Dataset entries:
______
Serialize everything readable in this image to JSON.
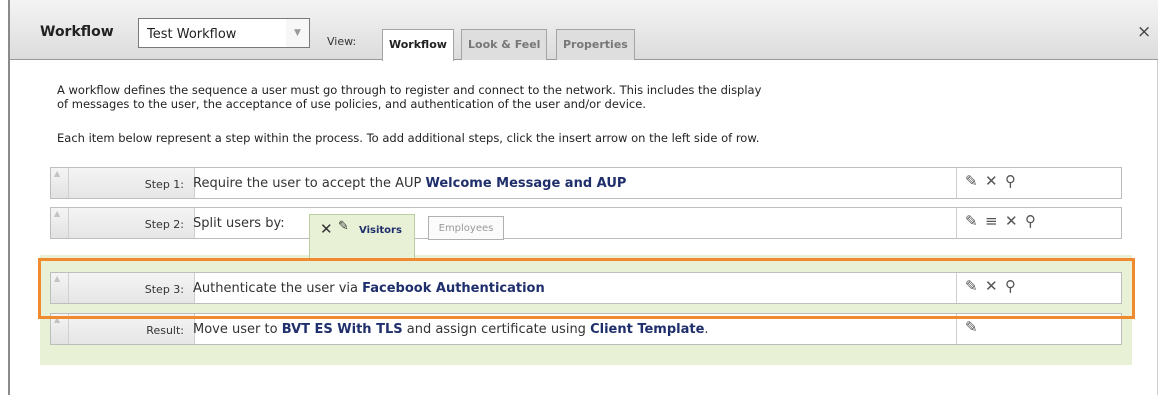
{
  "header": {
    "title": "Workflow",
    "select_value": "Test Workflow",
    "view_label": "View:",
    "tabs": [
      {
        "label": "Workflow"
      },
      {
        "label": "Look & Feel"
      },
      {
        "label": "Properties"
      }
    ],
    "close": "×"
  },
  "description": {
    "line1": "A workflow defines the sequence a user must go through to register and connect to the network. This includes the display",
    "line2": "of messages to the user, the acceptance of use policies, and authentication of the user and/or device.",
    "line3": "Each item below represent a step within the process. To add additional steps, click the insert arrow on the left side of row."
  },
  "steps": [
    {
      "label": "Step 1:",
      "text_prefix": "Require the user to accept the AUP",
      "text_bold": "Welcome Message and AUP"
    },
    {
      "label": "Step 2:",
      "text_prefix": "Split users by:",
      "branches": [
        {
          "label": "Visitors"
        },
        {
          "label": "Employees"
        }
      ]
    },
    {
      "label": "Step 3:",
      "text_prefix": "Authenticate the user via",
      "text_bold": "Facebook Authentication"
    },
    {
      "label": "Result:",
      "text_prefix": "Move user to",
      "text_bold1": "BVT ES With TLS",
      "text_mid": "and assign certificate using",
      "text_bold2": "Client Template",
      "text_end": "."
    }
  ],
  "icons": {
    "edit": "pencil-icon",
    "delete": "close-icon",
    "view": "magnifier-icon",
    "reorder": "list-icon"
  },
  "colors": {
    "accent_bold_text": "#1f2f6b",
    "highlight_border": "#f08a2e",
    "branch_background": "#e8f1d6"
  }
}
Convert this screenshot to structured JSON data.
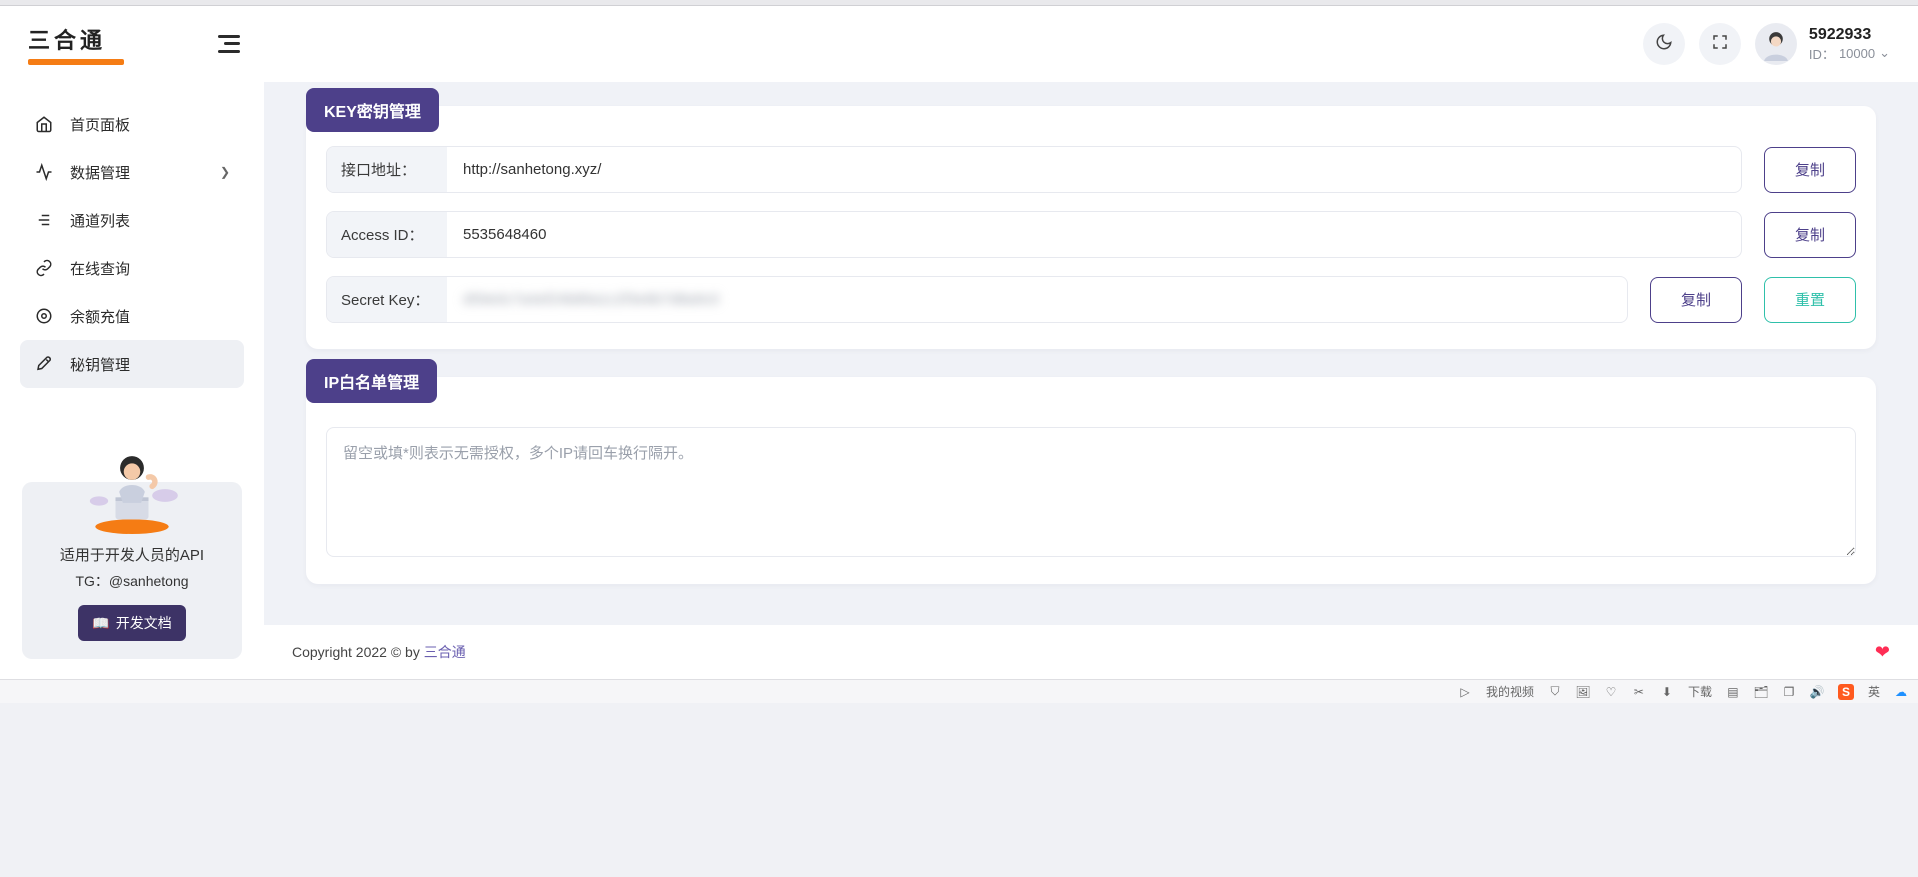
{
  "logo": {
    "text": "三合通"
  },
  "sidebar": {
    "items": [
      {
        "label": "首页面板"
      },
      {
        "label": "数据管理"
      },
      {
        "label": "通道列表"
      },
      {
        "label": "在线查询"
      },
      {
        "label": "余额充值"
      },
      {
        "label": "秘钥管理"
      }
    ],
    "promo": {
      "title": "适用于开发人员的API",
      "subtitle": "TG：@sanhetong",
      "button": "开发文档"
    }
  },
  "topbar": {
    "username": "5922933",
    "user_id_prefix": "ID：",
    "user_id": "10000"
  },
  "sections": {
    "key_mgmt": {
      "title": "KEY密钥管理",
      "rows": {
        "api_url": {
          "label": "接口地址：",
          "value": "http://sanhetong.xyz/"
        },
        "access_id": {
          "label": "Access ID：",
          "value": "5535648460"
        },
        "secret_key": {
          "label": "Secret Key：",
          "value": "d59e0c7a4ef24b89a1c2f3e6b7d8a9c0"
        }
      },
      "actions": {
        "copy": "复制",
        "reset": "重置"
      }
    },
    "ip_whitelist": {
      "title": "IP白名单管理",
      "placeholder": "留空或填*则表示无需授权，多个IP请回车换行隔开。"
    }
  },
  "footer": {
    "prefix": "Copyright 2022 © by ",
    "brand": "三合通"
  },
  "statusbar": {
    "my_video": "我的视频",
    "download": "下载",
    "ime": "英"
  }
}
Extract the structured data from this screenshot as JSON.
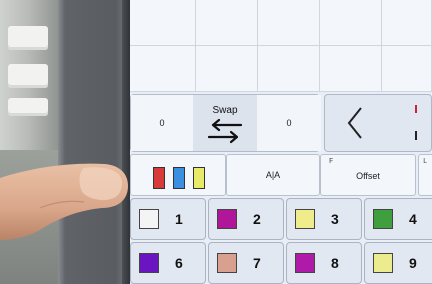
{
  "swap": {
    "left_value": "0",
    "label": "Swap",
    "right_value": "0"
  },
  "tools": {
    "aia_label": "A|A",
    "offset_key": "F",
    "offset_label": "Offset",
    "next_key": "L"
  },
  "palette": [
    {
      "num": "1",
      "color": "#f4f4f4"
    },
    {
      "num": "2",
      "color": "#b0169a"
    },
    {
      "num": "3",
      "color": "#f0ec8c"
    },
    {
      "num": "4",
      "color": "#3f9f3f"
    },
    {
      "num": "6",
      "color": "#6a14c2"
    },
    {
      "num": "7",
      "color": "#d8a08f"
    },
    {
      "num": "8",
      "color": "#b01aa8"
    },
    {
      "num": "9",
      "color": "#eceb8e"
    }
  ],
  "swatches": [
    "#d83a3a",
    "#3a8fe0",
    "#eaea6a"
  ],
  "icons": {
    "back": "chevron-left-icon",
    "swap": "swap-arrows-icon"
  },
  "accent": "#c7243a"
}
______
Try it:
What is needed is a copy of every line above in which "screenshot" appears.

Answer box:
Convert this screenshot to structured JSON data.
Extract the structured data from this screenshot as JSON.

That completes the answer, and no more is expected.